(Stored entries)
══════════════════════════════
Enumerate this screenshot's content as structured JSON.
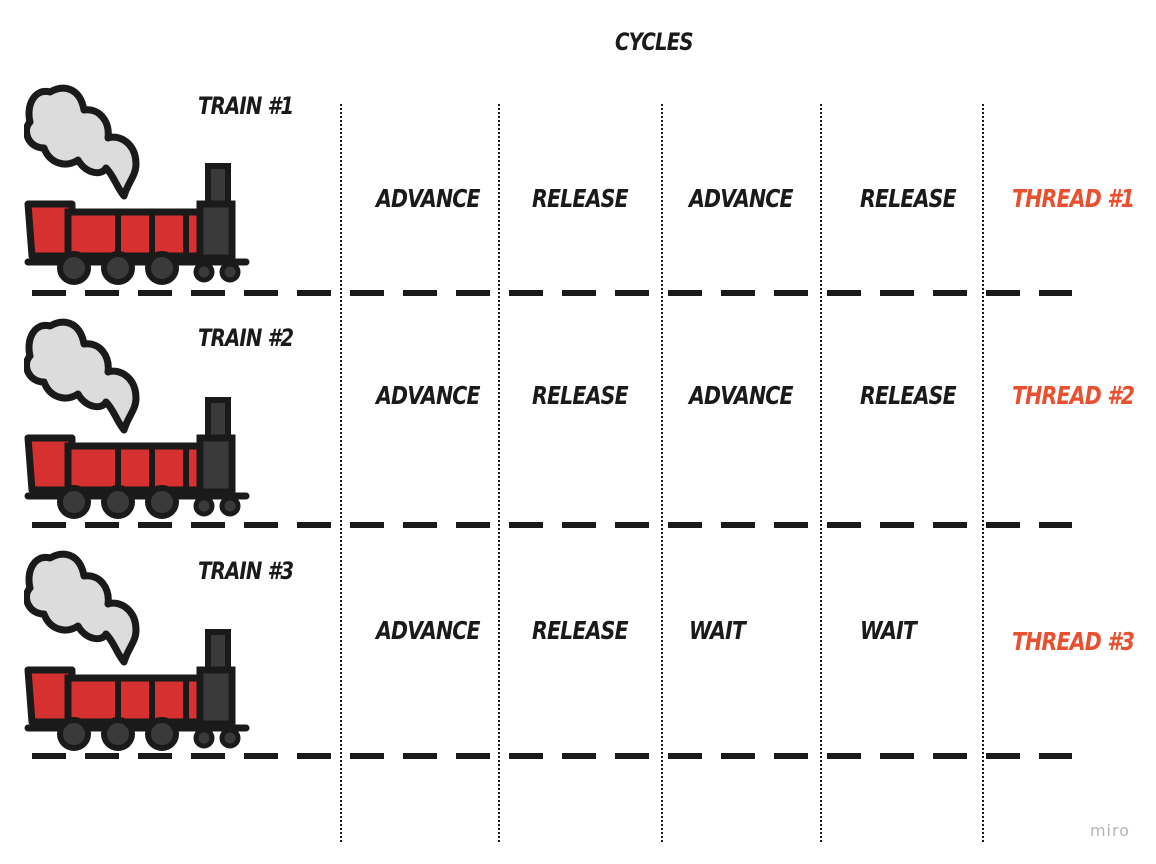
{
  "diagram": {
    "title": "CYCLES",
    "rows": [
      {
        "train": "TRAIN #1",
        "steps": [
          "ADVANCE",
          "RELEASE",
          "ADVANCE",
          "RELEASE"
        ],
        "thread": "THREAD #1"
      },
      {
        "train": "TRAIN #2",
        "steps": [
          "ADVANCE",
          "RELEASE",
          "ADVANCE",
          "RELEASE"
        ],
        "thread": "THREAD #2"
      },
      {
        "train": "TRAIN #3",
        "steps": [
          "ADVANCE",
          "RELEASE",
          "WAIT",
          "WAIT"
        ],
        "thread": "THREAD #3"
      }
    ],
    "colors": {
      "thread_label": "#e8502f",
      "train_body": "#d63031",
      "ink": "#1a1a1a",
      "smoke": "#dcdcdc"
    },
    "icons": [
      "steam-locomotive-icon"
    ]
  },
  "watermark": "miro"
}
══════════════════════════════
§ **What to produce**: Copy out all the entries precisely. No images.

§ **Result of this exercise**:
Enumerate this screenshot's content as structured JSON.
{
  "diagram": {
    "title": "CYCLES",
    "rows": [
      {
        "train": "TRAIN #1",
        "steps": [
          "ADVANCE",
          "RELEASE",
          "ADVANCE",
          "RELEASE"
        ],
        "thread": "THREAD #1"
      },
      {
        "train": "TRAIN #2",
        "steps": [
          "ADVANCE",
          "RELEASE",
          "ADVANCE",
          "RELEASE"
        ],
        "thread": "THREAD #2"
      },
      {
        "train": "TRAIN #3",
        "steps": [
          "ADVANCE",
          "RELEASE",
          "WAIT",
          "WAIT"
        ],
        "thread": "THREAD #3"
      }
    ],
    "colors": {
      "thread_label": "#e8502f",
      "train_body": "#d63031",
      "ink": "#1a1a1a",
      "smoke": "#dcdcdc"
    },
    "icons": [
      "steam-locomotive-icon"
    ]
  },
  "watermark": "miro"
}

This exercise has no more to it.